To move forward in collaboration with your Creative Self, you may need to re-arrange some priorities. I sure did.
When I decided that finishing my novel was my top priority, I forged ahead, without gaining more confidence or even believing that my efforts would be successful.
The fear of not embodying my Creative Self—finishing my stories and putting them into the world–outweighed my fear of rejection. I was still scared, but with the encouragement of mentors, friends, and writing teachers, I kept my eye on the ball and moved forward anyway.
As I worked on the novel, I finished and polished the short stories languishing in my computer. I learned about the markets for the type of fiction I wrote. Turned out there were levels. I did not have to compete with the the top names in the field. Other options existed, and I went to work learning about them.
After the rush of excitement with my first publication, I was on a roll. Accepting rejection as part of the game, I developed a thicker skin. I also made a rule. Every time a piece was rejected by one magazine, I sent it out again within 24 hours. This required a list of potential markets, which I kept in a folder along with any comments I received from editors. I ignored the disdainful comments of my inner critic and sent out my work over and over until it was accepted.
After deleting from my programming the erroneous idea that I am my writing, I fortified my boundaries. Gained objectivity. Kept learning. Stayed focused on the task. Write. Edit. Revise. Learn. Submit. Repeat.
Eventually, the light dawned: I did not have to be perfect, happy, rich, younger or thinner to do my work.Even though still riddled with self-doubt, I did the work. And so can you.
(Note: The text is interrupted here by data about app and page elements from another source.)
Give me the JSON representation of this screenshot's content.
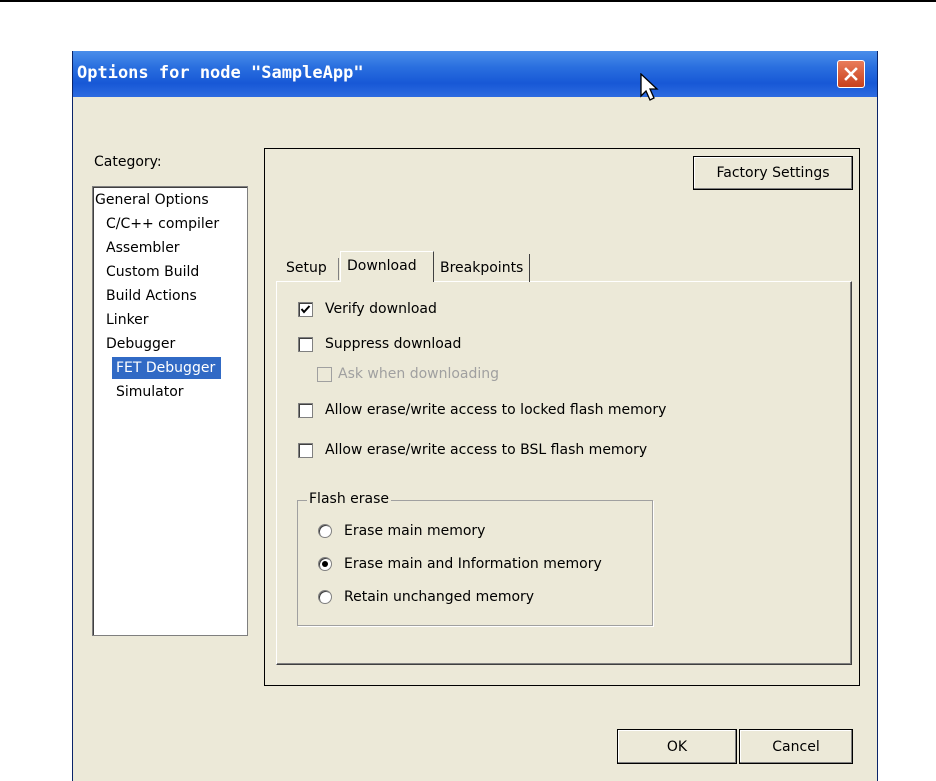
{
  "window": {
    "title": "Options for node \"SampleApp\""
  },
  "category": {
    "label": "Category:",
    "items": [
      {
        "label": "General Options",
        "indent": 0
      },
      {
        "label": "C/C++ compiler",
        "indent": 1
      },
      {
        "label": "Assembler",
        "indent": 1
      },
      {
        "label": "Custom Build",
        "indent": 1
      },
      {
        "label": "Build Actions",
        "indent": 1
      },
      {
        "label": "Linker",
        "indent": 1
      },
      {
        "label": "Debugger",
        "indent": 1
      },
      {
        "label": "FET Debugger",
        "indent": 2,
        "selected": true
      },
      {
        "label": "Simulator",
        "indent": 2
      }
    ]
  },
  "panel": {
    "factory_settings": "Factory Settings",
    "tabs": [
      {
        "label": "Setup"
      },
      {
        "label": "Download",
        "active": true
      },
      {
        "label": "Breakpoints"
      }
    ],
    "download": {
      "verify": {
        "label": "Verify download",
        "checked": true
      },
      "suppress": {
        "label": "Suppress download",
        "checked": false
      },
      "ask": {
        "label": "Ask when downloading",
        "checked": false,
        "disabled": true
      },
      "locked_flash": {
        "label": "Allow erase/write access to locked flash memory",
        "checked": false
      },
      "bsl_flash": {
        "label": "Allow erase/write access to BSL flash memory",
        "checked": false
      },
      "flash_erase": {
        "label": "Flash erase",
        "options": [
          {
            "label": "Erase main memory",
            "selected": false
          },
          {
            "label": "Erase main and Information memory",
            "selected": true
          },
          {
            "label": "Retain unchanged memory",
            "selected": false
          }
        ]
      }
    }
  },
  "buttons": {
    "ok": "OK",
    "cancel": "Cancel"
  },
  "colors": {
    "titlebar": "#1758d6",
    "dialog_bg": "#ece9d8",
    "selection": "#316ac5",
    "close": "#c8401c"
  },
  "icons": {
    "close": "close-icon",
    "cursor": "mouse-pointer-icon",
    "check": "check-icon"
  }
}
Take half an hour out of your day and start. If you wait until you have enough time, the inner critic will pile on more tasks.
Be willing to start with a simple project you can complete in one session. Write a short poem, a character sketch for a story, or a pencil drawing of the painting you see in your mind. Do it fast, without thinking, and show it to NO ONE. When you’re learning, you don’t need criticism. We don’t improve our craft by thinking about it but by doing. With practice, you’ll get better.
The impulse to create comes from an inner tension. Something wants to come forth. To be made real in the world of time.The real question is whether you love your potential creation enough to bring it into the world. If the answer is yes, then make a plan. How will you find the resources you need? The time? The place?
As you set and reach your own creative goals, you change yourself. You become more confident, more resilient, and more inner directed. You start to trust the intuitive hunches offered by your Creative Self.
You don’t have to fix yourself.
Start now. Don’t think. Just start.